• _Data for this exercise_:
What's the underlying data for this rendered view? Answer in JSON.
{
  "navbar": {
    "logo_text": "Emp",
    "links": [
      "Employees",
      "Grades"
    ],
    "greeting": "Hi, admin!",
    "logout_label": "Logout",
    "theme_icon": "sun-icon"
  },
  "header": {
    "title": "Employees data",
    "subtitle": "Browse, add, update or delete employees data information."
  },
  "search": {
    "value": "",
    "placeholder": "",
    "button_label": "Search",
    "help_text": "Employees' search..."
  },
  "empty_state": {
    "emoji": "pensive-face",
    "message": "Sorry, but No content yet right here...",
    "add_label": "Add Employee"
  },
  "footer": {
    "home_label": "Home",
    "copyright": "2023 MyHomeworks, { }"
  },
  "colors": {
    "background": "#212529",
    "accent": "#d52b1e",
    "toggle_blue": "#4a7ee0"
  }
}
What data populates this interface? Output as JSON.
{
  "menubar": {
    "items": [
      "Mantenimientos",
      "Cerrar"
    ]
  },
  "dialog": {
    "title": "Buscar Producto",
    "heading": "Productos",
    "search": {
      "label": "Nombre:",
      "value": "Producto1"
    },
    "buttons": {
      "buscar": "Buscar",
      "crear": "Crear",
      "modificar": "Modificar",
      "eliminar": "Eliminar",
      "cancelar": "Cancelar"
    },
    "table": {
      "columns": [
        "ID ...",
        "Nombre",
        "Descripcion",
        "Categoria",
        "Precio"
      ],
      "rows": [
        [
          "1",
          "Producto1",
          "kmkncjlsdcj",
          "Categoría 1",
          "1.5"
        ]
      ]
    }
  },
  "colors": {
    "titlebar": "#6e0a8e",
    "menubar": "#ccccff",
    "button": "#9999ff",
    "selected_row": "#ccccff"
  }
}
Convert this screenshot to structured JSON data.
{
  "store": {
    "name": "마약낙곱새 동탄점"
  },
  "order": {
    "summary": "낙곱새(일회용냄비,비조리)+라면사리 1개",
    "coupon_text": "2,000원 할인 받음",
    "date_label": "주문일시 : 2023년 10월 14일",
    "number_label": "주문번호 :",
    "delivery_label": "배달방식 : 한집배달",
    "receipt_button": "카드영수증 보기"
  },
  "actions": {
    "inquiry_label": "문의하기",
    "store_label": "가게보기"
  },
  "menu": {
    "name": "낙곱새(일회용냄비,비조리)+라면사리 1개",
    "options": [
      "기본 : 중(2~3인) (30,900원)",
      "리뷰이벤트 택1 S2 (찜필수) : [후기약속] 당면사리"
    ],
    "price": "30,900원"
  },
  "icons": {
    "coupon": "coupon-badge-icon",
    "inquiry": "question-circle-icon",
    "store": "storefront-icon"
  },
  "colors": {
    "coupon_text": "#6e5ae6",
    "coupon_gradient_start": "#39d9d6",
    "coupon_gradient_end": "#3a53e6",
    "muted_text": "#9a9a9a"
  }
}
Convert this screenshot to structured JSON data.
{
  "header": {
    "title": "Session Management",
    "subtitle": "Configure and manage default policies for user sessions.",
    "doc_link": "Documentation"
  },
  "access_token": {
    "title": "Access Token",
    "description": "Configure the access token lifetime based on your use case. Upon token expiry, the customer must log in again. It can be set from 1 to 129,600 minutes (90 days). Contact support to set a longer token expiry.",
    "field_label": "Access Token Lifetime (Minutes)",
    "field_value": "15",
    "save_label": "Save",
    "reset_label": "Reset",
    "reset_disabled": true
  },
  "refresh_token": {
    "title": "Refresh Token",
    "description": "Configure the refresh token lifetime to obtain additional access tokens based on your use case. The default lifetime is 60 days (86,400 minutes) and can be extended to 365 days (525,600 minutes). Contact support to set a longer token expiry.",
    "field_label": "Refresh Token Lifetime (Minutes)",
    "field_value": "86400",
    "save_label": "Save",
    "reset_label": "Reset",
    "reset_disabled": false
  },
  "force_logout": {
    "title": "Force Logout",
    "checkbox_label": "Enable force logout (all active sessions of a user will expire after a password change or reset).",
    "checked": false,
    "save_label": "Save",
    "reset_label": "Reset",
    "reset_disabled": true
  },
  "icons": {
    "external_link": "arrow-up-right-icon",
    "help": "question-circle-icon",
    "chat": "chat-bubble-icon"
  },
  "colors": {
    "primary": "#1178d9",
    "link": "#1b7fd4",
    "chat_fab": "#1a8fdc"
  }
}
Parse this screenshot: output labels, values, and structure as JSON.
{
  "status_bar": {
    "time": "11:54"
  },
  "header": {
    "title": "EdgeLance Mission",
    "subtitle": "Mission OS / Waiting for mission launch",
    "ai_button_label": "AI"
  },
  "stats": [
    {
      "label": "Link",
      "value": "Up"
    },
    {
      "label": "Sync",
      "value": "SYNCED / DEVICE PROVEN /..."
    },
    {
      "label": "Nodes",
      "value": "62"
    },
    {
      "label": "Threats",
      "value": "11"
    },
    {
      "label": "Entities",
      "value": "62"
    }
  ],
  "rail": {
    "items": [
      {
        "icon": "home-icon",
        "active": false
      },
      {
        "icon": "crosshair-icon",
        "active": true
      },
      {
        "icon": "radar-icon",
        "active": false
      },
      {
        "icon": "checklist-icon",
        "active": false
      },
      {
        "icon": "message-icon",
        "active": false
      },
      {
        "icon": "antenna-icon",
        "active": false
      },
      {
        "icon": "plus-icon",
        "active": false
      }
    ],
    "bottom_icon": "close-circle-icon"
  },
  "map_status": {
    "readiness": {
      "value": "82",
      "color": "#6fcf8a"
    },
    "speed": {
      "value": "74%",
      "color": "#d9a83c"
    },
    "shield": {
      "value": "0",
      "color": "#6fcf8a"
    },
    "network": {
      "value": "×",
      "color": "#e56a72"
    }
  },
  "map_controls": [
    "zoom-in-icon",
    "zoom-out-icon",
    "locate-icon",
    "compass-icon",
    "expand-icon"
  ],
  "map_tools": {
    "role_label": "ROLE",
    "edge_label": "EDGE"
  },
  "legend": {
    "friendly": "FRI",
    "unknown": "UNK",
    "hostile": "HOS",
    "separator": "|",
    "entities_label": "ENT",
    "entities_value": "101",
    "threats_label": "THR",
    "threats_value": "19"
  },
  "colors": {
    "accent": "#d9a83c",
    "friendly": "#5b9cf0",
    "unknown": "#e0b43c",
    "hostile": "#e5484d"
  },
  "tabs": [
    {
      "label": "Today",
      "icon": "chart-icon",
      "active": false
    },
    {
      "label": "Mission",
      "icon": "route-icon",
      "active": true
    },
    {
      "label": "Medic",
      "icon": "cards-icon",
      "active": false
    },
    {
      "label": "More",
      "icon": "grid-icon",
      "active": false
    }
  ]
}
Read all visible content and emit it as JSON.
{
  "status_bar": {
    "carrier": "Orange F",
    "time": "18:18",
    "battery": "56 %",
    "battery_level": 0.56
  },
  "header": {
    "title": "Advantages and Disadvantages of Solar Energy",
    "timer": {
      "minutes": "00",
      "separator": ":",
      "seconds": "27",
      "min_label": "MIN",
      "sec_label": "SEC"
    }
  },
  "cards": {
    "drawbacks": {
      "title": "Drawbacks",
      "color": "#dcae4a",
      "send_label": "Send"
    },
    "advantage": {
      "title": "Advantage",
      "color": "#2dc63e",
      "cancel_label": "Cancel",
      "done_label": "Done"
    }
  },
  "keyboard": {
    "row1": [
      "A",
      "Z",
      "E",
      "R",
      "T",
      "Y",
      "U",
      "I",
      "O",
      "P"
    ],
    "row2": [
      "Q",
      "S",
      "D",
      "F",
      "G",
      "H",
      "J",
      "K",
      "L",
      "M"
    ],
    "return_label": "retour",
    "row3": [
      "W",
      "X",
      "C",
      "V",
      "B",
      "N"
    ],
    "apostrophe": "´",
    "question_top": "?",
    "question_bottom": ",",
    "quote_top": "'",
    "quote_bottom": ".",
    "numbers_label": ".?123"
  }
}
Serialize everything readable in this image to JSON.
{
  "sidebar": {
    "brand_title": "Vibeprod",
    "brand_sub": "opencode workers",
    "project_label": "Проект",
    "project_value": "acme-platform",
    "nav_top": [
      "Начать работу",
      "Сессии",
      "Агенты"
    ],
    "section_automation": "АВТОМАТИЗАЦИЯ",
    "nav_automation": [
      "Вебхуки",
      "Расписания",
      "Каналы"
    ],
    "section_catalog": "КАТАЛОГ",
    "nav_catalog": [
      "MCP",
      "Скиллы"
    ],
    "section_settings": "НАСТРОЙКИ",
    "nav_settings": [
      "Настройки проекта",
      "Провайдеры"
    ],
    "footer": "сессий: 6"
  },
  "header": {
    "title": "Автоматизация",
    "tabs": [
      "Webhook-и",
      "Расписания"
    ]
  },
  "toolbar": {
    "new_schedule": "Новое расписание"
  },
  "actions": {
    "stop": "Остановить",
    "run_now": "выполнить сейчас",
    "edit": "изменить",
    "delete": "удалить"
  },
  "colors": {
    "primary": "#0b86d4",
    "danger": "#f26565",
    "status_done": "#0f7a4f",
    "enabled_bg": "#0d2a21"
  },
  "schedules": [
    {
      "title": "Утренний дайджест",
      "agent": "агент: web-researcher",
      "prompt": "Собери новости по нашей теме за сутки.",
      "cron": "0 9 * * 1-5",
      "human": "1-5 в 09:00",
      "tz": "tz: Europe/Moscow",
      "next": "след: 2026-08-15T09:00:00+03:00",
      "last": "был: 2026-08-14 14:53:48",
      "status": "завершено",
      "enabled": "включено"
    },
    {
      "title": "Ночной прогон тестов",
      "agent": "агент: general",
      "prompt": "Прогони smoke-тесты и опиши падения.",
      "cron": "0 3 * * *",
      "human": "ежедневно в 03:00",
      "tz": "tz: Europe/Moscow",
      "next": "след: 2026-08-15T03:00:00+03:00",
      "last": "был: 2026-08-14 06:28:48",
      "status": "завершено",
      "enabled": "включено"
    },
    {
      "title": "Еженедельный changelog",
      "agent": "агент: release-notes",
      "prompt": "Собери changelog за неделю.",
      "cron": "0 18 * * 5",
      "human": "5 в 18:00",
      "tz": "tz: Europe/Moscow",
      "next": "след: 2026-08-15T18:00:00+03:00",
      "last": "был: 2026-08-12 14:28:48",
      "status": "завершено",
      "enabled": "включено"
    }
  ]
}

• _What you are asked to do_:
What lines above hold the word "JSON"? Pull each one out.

• _Answer_:
What's the underlying data for this rendered view? Answer in JSON.
What data populates this interface? Output as JSON.
Convert this screenshot to structured JSON data.
Convert this screenshot to structured JSON data.
Parse this screenshot: output labels, values, and structure as JSON.
Read all visible content and emit it as JSON.
Serialize everything readable in this image to JSON.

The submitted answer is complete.